Opposition politician Alexei Navalny has been calling on supporters to vote strategically and monitor the local elections
Observers also see the upcoming ballot as a litmus test for elections to the Russian Duma next year, both for the Kremlin and for the opposition. For Navalny's allies, it's a test for what the politician is calling "smart voting," a strategy to kick out the ruling party by voting for the candidate most likely to beat United Russia in each constituency. Navalny's allies say the strategy already cost the ruling party a third of its seats in the Moscow city council last year.
Navalny was poisoned on August 20, just after filming a series of YouTube investigations into United Russia candidates in Siberian cities including Novosibirsk. Sergei Boiko joined Navalny on screen to expose alleged corruption schemes by politicians from Vladimir Putin's party. But Navalny also uses the investigations, which have garnered millions of views, as an emphatic call to vote strategically in Sunday's ballot.
"Alexei was poisoned in the run-up to these elections," says Boiko. "And we know why. Because 'smart voting' is the most effective way to fight against Putin's party."
Political analyst Mikhail Vinogradov argues that the regional elections are ultimately just an undercurrent to Moscow's centralized politics ahead of Duma elections in 2021. "Questions of power are often decided outside of elections in Russia," Vinogradov says. And the researcher on Russian regional politics believes Navalny's "smart voting" strategy is "is usually only effective where the government is obviously already weak and has made mistakes."
Ilya Graschenkov, the head of the Center for the Development of Regional Politics, agrees that Navalny's "smart voting" is not as much of a concern for the authorities as the timing of these local elections. Candidates who plan to run in the Duma elections "are currently wrangling for support in their region," Graschenkov explains, adding that several recent anti-government demonstrations in Russia have shown how important regional support is for the Kremlin.
Last month there were environmental protests over the protection of Kushtau mountain in Bashkortostan, in the Southern Ural region. And there's also an unprecedented wave of ongoing protests in the far eastern city of Khabarovsk, with thousands taking to the streets since July to defend their local governor Sergei Furgal, after he was removed from office over a criminal case his supporters say was politically motivated.
Graschenkov believes this mix of factors has now made the Russian authorities willing to "harshly suppress any political campaign that they find unpredictable, even if it isn't ultimately a real threat."
The United Russia candidates in Novosibirsk did not comment on their election campaign or on corruption accusations in time for the publication of this article.
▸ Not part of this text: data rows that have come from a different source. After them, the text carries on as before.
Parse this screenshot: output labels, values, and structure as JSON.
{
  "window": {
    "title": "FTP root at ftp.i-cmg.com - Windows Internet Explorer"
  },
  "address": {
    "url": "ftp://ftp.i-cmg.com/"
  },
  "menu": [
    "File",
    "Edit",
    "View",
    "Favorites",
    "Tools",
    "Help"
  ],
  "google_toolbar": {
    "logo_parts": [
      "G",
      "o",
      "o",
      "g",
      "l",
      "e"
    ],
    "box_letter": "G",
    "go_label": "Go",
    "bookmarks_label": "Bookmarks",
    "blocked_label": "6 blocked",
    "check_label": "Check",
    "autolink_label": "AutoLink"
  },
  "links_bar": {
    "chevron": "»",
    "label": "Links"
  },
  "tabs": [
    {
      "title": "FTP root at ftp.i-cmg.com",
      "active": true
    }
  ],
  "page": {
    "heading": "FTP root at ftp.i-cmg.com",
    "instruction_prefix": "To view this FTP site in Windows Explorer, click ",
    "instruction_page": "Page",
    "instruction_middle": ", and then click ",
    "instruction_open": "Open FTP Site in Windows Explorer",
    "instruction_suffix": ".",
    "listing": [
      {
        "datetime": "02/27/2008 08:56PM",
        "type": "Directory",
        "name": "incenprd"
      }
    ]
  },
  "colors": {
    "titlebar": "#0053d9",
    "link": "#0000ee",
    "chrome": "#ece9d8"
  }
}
Mamvel Agayan, a member of the local youth parliament, told DW that voters should pick the ruling party at the ballot box because "United Russia is the party of the president, of the government, it is the party of respect and care. We work in the interest of the citizens of the Russian Federation."
But volunteers and candidates of the Novosibirsk coalition want change. Vyacheslav Yakimenko, one of several young politicians running for a seat in the city council campaign, says Russian politics needs new faces. "I am 19. I have lived my whole life under Vladimir Putin. I don't want to see the same person at the head of the government anymore," he says.
"You can say that the political playing field in Russia is like scorched earth. And it's only now that some little shoots are sprouting up, new political alliances and politicians with different views. I hope eventually, we will have a whole political jungle."